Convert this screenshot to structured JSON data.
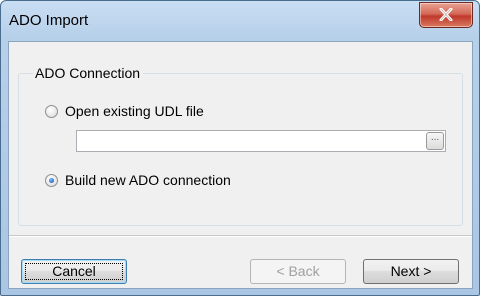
{
  "window": {
    "title": "ADO Import",
    "close_icon": "close-x-icon"
  },
  "group": {
    "legend": "ADO Connection"
  },
  "options": {
    "open_existing_label": "Open existing UDL file",
    "build_new_label": "Build new ADO connection",
    "selected": "build_new"
  },
  "udl_path": {
    "value": "",
    "browse_label": "..."
  },
  "buttons": {
    "cancel": "Cancel",
    "back": "< Back",
    "next": "Next >"
  },
  "colors": {
    "titlebar": "#b7d0ea",
    "close_button": "#c0392b",
    "dialog_background": "#f0f0f0"
  }
}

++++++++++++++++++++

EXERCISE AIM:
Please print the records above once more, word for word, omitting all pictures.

OUTPUT BELOW:
Convert this screenshot to structured JSON data.
{
  "window": {
    "title": "ADO Import",
    "close_icon": "close-x-icon"
  },
  "group": {
    "legend": "ADO Connection"
  },
  "options": {
    "open_existing_label": "Open existing UDL file",
    "build_new_label": "Build new ADO connection",
    "selected": "build_new"
  },
  "udl_path": {
    "value": "",
    "browse_label": "..."
  },
  "buttons": {
    "cancel": "Cancel",
    "back": "< Back",
    "next": "Next >"
  },
  "colors": {
    "titlebar": "#b7d0ea",
    "close_button": "#c0392b",
    "dialog_background": "#f0f0f0"
  }
}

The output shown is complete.